A group of airline industry representatives on Tuesday sent a letter to the White House asking for more time to retrofit radio altimeters to ensure the safety of flights – but it’s pushing for action now rather than waiting “until the eleventh hour,” like what happened last year.
A lot of progress was made between the telecom industry, specifically Verizon and AT&T, and the aviation industry over the past year when it comes to negotiations. However, “significant risks” remain unresolved with seven months away from the next big deadline, according to the letter, which was reported on earlier by Reuters.
“We believe that by finding accommodations now, we can prevent another last-minute herculean intervention by the Administration and major disruption to our air transport system,” the letter says.
Signatories include the Air Line Pilots Association International, Aircraft Carriers and Pilots Association, Airlines for America, Boeing, the Helicopter Association International and more. FCC Chairwoman Jessica Rosenworcel also was sent a copy of the letter.
Signs of stalemate
The Federal Aviation Administration (FAA) was sounding the alarm around this time last year about potential interference to airplane safety systems from upcoming 5G deployments in C-band frequencies. Matters got really cantankerous around the busy holiday travel season, with AT&T and Verizon ending up delaying their C-band deployments and ultimately agreeing to modifications near airports.

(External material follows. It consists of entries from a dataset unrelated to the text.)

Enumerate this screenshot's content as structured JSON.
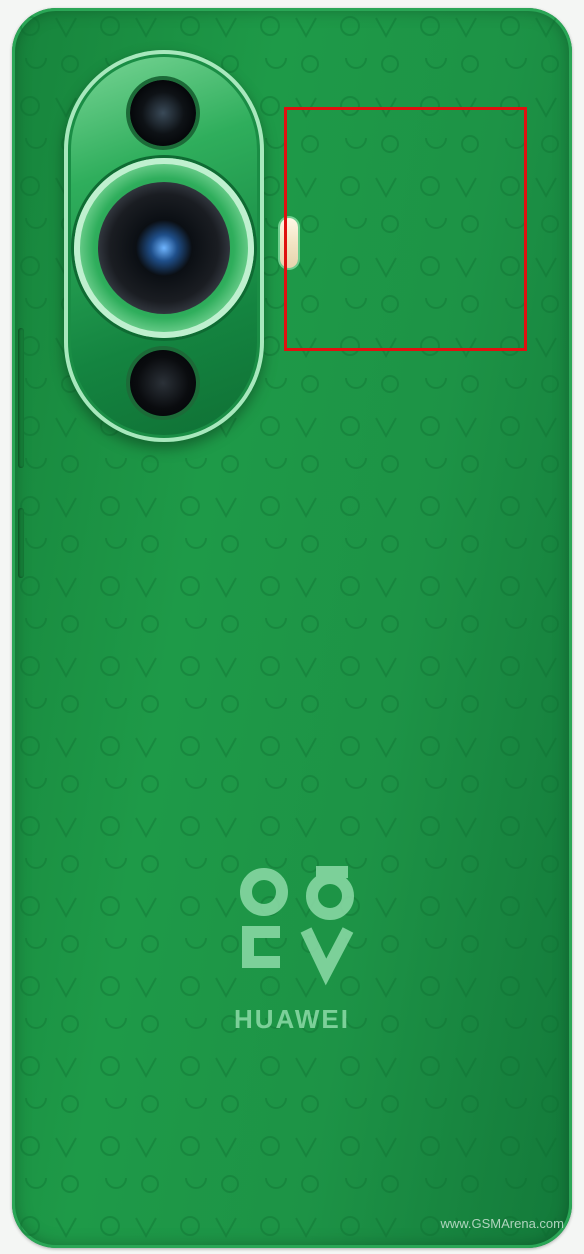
{
  "photo": {
    "subject": "green smartphone back",
    "body_color": "#1e9a48",
    "highlight_color": "#e01010"
  },
  "branding": {
    "brand_name": "HUAWEI",
    "logo_icon": "nova-logo-icon"
  },
  "watermark": {
    "text": "www.GSMArena.com"
  }
}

The letter sent to the Administration this week acknowledges that AT&T and Verizon have implemented various mitigations, such as taking a phased approach to maintain lower power levels near airports and tilting antennas downward. This is happening while the aviation community is retrofitting equipment to make sure radio altimeters are not compromised.

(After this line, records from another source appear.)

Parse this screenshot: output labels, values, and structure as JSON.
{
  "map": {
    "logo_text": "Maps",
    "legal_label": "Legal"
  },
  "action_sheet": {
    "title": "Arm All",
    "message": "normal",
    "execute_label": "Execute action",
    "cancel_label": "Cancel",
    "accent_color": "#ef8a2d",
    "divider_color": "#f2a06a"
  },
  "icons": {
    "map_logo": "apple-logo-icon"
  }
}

“Inter-agency government progress appears to be at a stalemate, while stakeholders are doing their part to address these issues,” the letter states. “Aviation stakeholders, the FAA and AT&T and Verizon have spent much of the last year trying to understand and implement what is required to continue safely operating aircraft in a 5G environment.”
However, due to global supply chain issues, lack of a certified solution from one key radio altimeter and the FAA only recently identifying the criteria for radio altimeters that would not need to be changed, it’s looking like air carriers will not be able to fully meet either the December 2022 deadlines for smaller regional aircraft and many large transports nor the July 2023 retrofit deadline, according to the letter.
“Our aviation coalition strongly believes that instead of once again waiting until the eleventh hour, now is the time for the leadership of federal agencies and the White House to implement a solution that allows 5G to move forward and avoid further fight delays and cancelations,” they told the Administration.
It also notes that since January 2022, the FAA has documented over 100 FAA incidents of potential 5G interference, the majority of which were found to have a direct radio altimeter impact resulting in safety alerts by systems such as the Terrain Avoidance Warning System.
“Unfortunately, the U.S. government agencies do not appear to be on the same page with respect to these safety issues. As a result, aviation stakeholders are caught in the middle and ultimately passengers and shippers will be the ones who will bear the brunt of any operational disruption caused if this issue is not resolved,” the letter states.
Last month, Reuters reported that Acting FAA Administrator Billy Nolen was seeking mandates that would apply to 19 other smaller telecom companies and spectrum holders.
While Verizon and AT&T bought the largest number of licenses in the C-band auction and were first in line for widescale deployments, other carriers also bought C-band licenses for spectrum to be made available in 2023. That includes the likes of T-Mobile and UScellular, as well as smaller regional operators like C Spire and Carolina West Wireless.